  • A hyper-connected, interdependent world that connects, competes and collaborates across borders; everything is speeding up
  • Average is over; the middle-skill/high-wage jobs are gone overseas; in this new world, work will consist of service jobs that have to be local, like hair dressing and auto repair, or creative, non-routine work
  • Startups know how to start, but not how to scale; legacy companies know how to scale, but not how to start

For many large companies that IFMA members are involved in, the focus has turned from ‘footprint and finance’ to creating innovative brand and customer experiences.  These companies are discovering that their old ways of thinking about people and workplace and real estate aren’t aligned with the new emphasis on innovation.

To do their jobs more effectively, IFMA members need to understand the innovation imperative, particularly the ways that facilities can drive innovation, through:

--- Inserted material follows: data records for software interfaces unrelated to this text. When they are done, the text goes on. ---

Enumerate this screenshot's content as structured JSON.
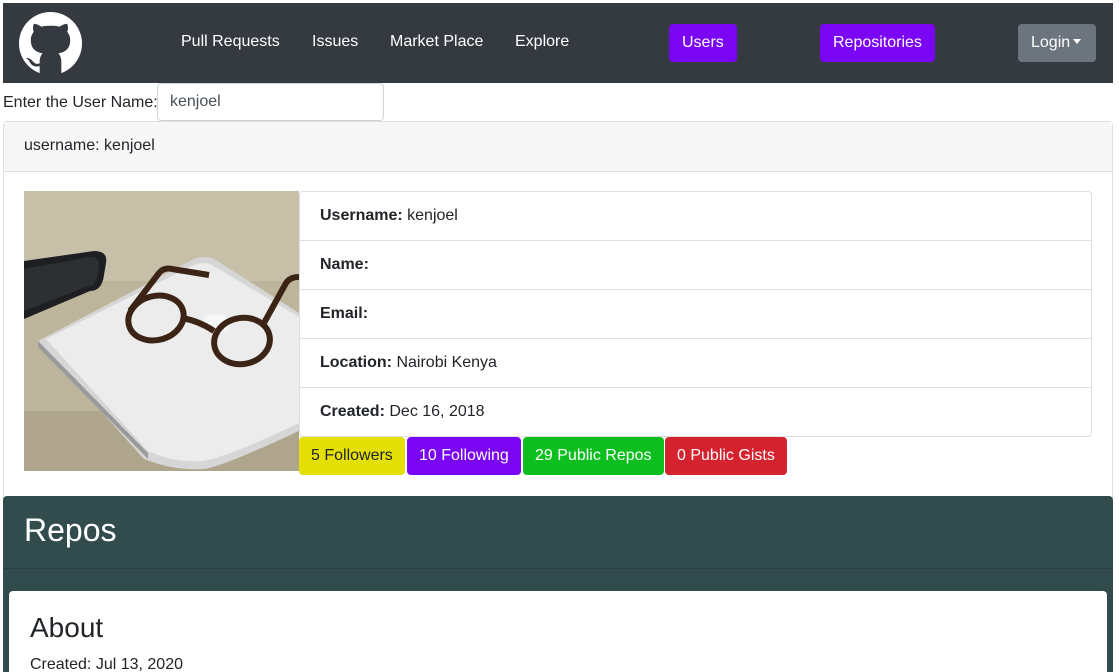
{
  "navbar": {
    "links": [
      "Pull Requests",
      "Issues",
      "Market Place",
      "Explore"
    ],
    "users_button": "Users",
    "repositories_button": "Repositories",
    "login_button": "Login",
    "colors": {
      "background": "#343a40",
      "accent": "#7a06f3",
      "login": "#6c757d"
    }
  },
  "search": {
    "label": "Enter the User Name:",
    "value": "kenjoel"
  },
  "profile": {
    "header": "username: kenjoel",
    "fields": [
      {
        "label": "Username:",
        "value": "kenjoel"
      },
      {
        "label": "Name:",
        "value": ""
      },
      {
        "label": "Email:",
        "value": ""
      },
      {
        "label": "Location:",
        "value": "Nairobi Kenya"
      },
      {
        "label": "Created:",
        "value": "Dec 16, 2018"
      }
    ],
    "stats": {
      "followers": "5 Followers",
      "following": "10 Following",
      "public_repos": "29 Public Repos",
      "public_gists": "0 Public Gists"
    }
  },
  "repos": {
    "title": "Repos",
    "first_card": {
      "title": "About",
      "created": "Created: Jul 13, 2020"
    }
  }
}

  1. Engagement – to be innovative, people need to be engaged; the work environment plays a big role in driving employee engagement
  2. Well-being – to be engaged, people have to feel well; the work environment is increasingly known to be a major factor in employee well-being
  3. Purpose – the spark of innovation comes to life when employees believe that what they’re doing has a purpose beyond just making money.  The workplace can be a powerful medium to express a company’s purpose.

Core Competencies:  Real Estate/Human and Environmental Factors/Planning and Project Management

RE: Cherokee TCC

Men are not required to wear a jacket, but a tucked collared shirt, turtleneck or mock turtleneck, and closed toe shoes. Women are permitted to wear casual attire which includes pants, dresses, skirts, blouses, sweaters, or collared shirts. Men and women are allowed to wear neat jeans, defined as jeans being free of holes or frayed ends, and Bermuda type shorts. Flip-flop type shoes are not allowed.

Free Valet Parking – No tipping – cell phones off, please


Bookings are closed for this event.